(Source material Opens)
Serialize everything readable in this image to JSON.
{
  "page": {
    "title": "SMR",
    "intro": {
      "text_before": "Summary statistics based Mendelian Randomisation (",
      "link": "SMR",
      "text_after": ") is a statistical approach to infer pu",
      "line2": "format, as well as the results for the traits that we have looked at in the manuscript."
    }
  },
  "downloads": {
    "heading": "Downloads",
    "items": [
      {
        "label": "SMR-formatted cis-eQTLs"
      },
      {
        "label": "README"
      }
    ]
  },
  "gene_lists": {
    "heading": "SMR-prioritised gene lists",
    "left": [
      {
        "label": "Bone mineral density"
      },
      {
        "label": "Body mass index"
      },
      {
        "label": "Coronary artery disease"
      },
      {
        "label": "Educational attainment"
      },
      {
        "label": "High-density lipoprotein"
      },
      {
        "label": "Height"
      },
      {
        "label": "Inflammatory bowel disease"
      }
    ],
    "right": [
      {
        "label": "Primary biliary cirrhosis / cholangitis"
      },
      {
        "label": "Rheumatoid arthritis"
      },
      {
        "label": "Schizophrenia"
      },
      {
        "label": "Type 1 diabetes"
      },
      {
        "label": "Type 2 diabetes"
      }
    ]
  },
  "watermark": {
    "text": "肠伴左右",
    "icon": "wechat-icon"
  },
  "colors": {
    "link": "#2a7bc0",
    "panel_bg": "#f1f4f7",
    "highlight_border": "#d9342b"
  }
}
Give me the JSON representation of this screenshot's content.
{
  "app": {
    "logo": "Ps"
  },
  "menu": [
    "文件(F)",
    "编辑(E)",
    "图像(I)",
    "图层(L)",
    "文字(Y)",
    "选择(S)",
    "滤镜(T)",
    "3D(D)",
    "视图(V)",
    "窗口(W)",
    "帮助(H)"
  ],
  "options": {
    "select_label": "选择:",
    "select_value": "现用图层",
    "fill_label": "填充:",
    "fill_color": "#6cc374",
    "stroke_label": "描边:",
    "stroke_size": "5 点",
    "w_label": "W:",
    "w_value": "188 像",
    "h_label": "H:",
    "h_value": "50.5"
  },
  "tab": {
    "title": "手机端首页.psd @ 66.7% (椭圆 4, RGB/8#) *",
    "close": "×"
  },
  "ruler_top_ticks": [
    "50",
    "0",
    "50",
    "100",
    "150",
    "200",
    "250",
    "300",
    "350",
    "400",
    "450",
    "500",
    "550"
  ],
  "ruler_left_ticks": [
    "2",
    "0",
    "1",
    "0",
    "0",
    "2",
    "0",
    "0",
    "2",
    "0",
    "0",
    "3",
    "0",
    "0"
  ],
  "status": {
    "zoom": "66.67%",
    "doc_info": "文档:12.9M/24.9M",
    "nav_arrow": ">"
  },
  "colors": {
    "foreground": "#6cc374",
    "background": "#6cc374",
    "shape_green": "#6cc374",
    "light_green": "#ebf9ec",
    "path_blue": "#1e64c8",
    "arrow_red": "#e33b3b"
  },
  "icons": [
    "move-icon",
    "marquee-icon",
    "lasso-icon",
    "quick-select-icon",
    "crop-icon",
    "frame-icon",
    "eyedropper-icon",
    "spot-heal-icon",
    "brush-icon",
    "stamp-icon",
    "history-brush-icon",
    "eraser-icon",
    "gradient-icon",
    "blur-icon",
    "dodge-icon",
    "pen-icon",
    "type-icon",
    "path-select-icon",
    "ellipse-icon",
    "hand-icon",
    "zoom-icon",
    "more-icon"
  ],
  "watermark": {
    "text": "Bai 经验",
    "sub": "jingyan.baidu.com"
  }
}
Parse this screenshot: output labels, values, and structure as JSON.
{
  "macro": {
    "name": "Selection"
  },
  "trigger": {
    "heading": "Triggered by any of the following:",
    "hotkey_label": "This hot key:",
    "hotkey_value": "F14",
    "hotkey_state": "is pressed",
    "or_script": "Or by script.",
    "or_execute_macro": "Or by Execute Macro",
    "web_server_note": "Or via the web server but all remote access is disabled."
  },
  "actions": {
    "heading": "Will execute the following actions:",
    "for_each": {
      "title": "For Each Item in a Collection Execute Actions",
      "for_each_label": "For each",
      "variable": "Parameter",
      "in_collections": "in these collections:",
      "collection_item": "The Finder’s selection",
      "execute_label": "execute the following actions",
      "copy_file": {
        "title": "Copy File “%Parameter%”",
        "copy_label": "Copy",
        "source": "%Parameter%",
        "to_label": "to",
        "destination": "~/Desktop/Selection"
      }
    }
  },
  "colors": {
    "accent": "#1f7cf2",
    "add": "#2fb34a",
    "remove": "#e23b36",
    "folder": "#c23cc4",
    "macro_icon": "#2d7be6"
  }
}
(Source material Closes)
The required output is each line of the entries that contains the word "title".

Problem solution:
    "title": "SMR",
    "title": "手机端首页.psd @ 66.7% (椭圆 4, RGB/8#) *",
      "title": "For Each Item in a Collection Execute Actions",
        "title": "Copy File “%Parameter%”",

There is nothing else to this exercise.